How to complete this task
The records beneath should be restated word for word.

Exercise material
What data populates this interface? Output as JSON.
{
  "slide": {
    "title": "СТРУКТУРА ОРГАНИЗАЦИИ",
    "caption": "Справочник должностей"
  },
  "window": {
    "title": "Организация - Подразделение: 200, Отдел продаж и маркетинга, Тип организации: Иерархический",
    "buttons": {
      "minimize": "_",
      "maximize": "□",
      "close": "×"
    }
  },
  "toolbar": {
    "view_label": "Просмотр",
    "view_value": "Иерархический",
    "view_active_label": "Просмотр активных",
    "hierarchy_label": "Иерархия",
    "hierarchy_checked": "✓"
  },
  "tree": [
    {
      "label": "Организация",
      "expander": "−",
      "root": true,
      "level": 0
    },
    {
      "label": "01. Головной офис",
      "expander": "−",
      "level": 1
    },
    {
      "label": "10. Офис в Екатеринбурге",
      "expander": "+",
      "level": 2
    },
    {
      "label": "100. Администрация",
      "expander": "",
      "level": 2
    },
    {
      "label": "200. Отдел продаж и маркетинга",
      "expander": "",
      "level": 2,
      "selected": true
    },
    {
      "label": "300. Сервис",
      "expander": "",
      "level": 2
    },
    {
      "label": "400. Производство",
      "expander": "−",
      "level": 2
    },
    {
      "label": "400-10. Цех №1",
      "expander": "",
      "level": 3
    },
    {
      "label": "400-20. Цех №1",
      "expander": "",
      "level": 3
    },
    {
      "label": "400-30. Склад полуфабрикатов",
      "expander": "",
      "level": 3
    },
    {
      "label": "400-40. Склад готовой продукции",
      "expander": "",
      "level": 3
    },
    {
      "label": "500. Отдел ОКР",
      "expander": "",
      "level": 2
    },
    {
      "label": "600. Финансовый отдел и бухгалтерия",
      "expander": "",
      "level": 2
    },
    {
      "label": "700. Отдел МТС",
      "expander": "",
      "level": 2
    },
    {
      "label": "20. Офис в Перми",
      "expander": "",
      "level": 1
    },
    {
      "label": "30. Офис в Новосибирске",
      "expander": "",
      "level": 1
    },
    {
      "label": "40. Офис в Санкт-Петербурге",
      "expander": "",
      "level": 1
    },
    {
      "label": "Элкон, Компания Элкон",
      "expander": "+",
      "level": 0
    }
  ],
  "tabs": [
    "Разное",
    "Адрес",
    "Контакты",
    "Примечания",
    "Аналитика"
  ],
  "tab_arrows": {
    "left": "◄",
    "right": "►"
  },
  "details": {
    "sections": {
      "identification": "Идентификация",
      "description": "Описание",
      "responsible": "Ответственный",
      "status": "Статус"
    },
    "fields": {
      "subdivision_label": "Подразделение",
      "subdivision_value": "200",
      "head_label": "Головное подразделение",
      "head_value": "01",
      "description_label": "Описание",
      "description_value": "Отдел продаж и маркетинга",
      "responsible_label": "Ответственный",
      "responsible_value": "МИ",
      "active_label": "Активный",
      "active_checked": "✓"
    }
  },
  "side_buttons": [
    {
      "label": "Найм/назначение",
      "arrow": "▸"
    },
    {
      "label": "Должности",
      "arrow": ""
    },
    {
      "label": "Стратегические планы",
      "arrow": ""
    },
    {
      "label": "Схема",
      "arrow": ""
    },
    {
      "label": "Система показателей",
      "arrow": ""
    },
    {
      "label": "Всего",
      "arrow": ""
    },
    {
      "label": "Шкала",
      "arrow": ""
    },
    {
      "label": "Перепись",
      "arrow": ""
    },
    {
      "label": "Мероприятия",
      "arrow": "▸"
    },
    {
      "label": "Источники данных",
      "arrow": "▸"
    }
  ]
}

Task result
What data populates this interface? Output as JSON.
{
  "slide": {
    "title": "СТРУКТУРА ОРГАНИЗАЦИИ",
    "caption": "Справочник должностей"
  },
  "window": {
    "title": "Организация - Подразделение: 200, Отдел продаж и маркетинга, Тип организации: Иерархический",
    "buttons": {
      "minimize": "_",
      "maximize": "□",
      "close": "×"
    }
  },
  "toolbar": {
    "view_label": "Просмотр",
    "view_value": "Иерархический",
    "view_active_label": "Просмотр активных",
    "hierarchy_label": "Иерархия",
    "hierarchy_checked": "✓"
  },
  "tree": [
    {
      "label": "Организация",
      "expander": "−",
      "root": true,
      "level": 0
    },
    {
      "label": "01. Головной офис",
      "expander": "−",
      "level": 1
    },
    {
      "label": "10. Офис в Екатеринбурге",
      "expander": "+",
      "level": 2
    },
    {
      "label": "100. Администрация",
      "expander": "",
      "level": 2
    },
    {
      "label": "200. Отдел продаж и маркетинга",
      "expander": "",
      "level": 2,
      "selected": true
    },
    {
      "label": "300. Сервис",
      "expander": "",
      "level": 2
    },
    {
      "label": "400. Производство",
      "expander": "−",
      "level": 2
    },
    {
      "label": "400-10. Цех №1",
      "expander": "",
      "level": 3
    },
    {
      "label": "400-20. Цех №1",
      "expander": "",
      "level": 3
    },
    {
      "label": "400-30. Склад полуфабрикатов",
      "expander": "",
      "level": 3
    },
    {
      "label": "400-40. Склад готовой продукции",
      "expander": "",
      "level": 3
    },
    {
      "label": "500. Отдел ОКР",
      "expander": "",
      "level": 2
    },
    {
      "label": "600. Финансовый отдел и бухгалтерия",
      "expander": "",
      "level": 2
    },
    {
      "label": "700. Отдел МТС",
      "expander": "",
      "level": 2
    },
    {
      "label": "20. Офис в Перми",
      "expander": "",
      "level": 1
    },
    {
      "label": "30. Офис в Новосибирске",
      "expander": "",
      "level": 1
    },
    {
      "label": "40. Офис в Санкт-Петербурге",
      "expander": "",
      "level": 1
    },
    {
      "label": "Элкон, Компания Элкон",
      "expander": "+",
      "level": 0
    }
  ],
  "tabs": [
    "Разное",
    "Адрес",
    "Контакты",
    "Примечания",
    "Аналитика"
  ],
  "tab_arrows": {
    "left": "◄",
    "right": "►"
  },
  "details": {
    "sections": {
      "identification": "Идентификация",
      "description": "Описание",
      "responsible": "Ответственный",
      "status": "Статус"
    },
    "fields": {
      "subdivision_label": "Подразделение",
      "subdivision_value": "200",
      "head_label": "Головное подразделение",
      "head_value": "01",
      "description_label": "Описание",
      "description_value": "Отдел продаж и маркетинга",
      "responsible_label": "Ответственный",
      "responsible_value": "МИ",
      "active_label": "Активный",
      "active_checked": "✓"
    }
  },
  "side_buttons": [
    {
      "label": "Найм/назначение",
      "arrow": "▸"
    },
    {
      "label": "Должности",
      "arrow": ""
    },
    {
      "label": "Стратегические планы",
      "arrow": ""
    },
    {
      "label": "Схема",
      "arrow": ""
    },
    {
      "label": "Система показателей",
      "arrow": ""
    },
    {
      "label": "Всего",
      "arrow": ""
    },
    {
      "label": "Шкала",
      "arrow": ""
    },
    {
      "label": "Перепись",
      "arrow": ""
    },
    {
      "label": "Мероприятия",
      "arrow": "▸"
    },
    {
      "label": "Источники данных",
      "arrow": "▸"
    }
  ]
}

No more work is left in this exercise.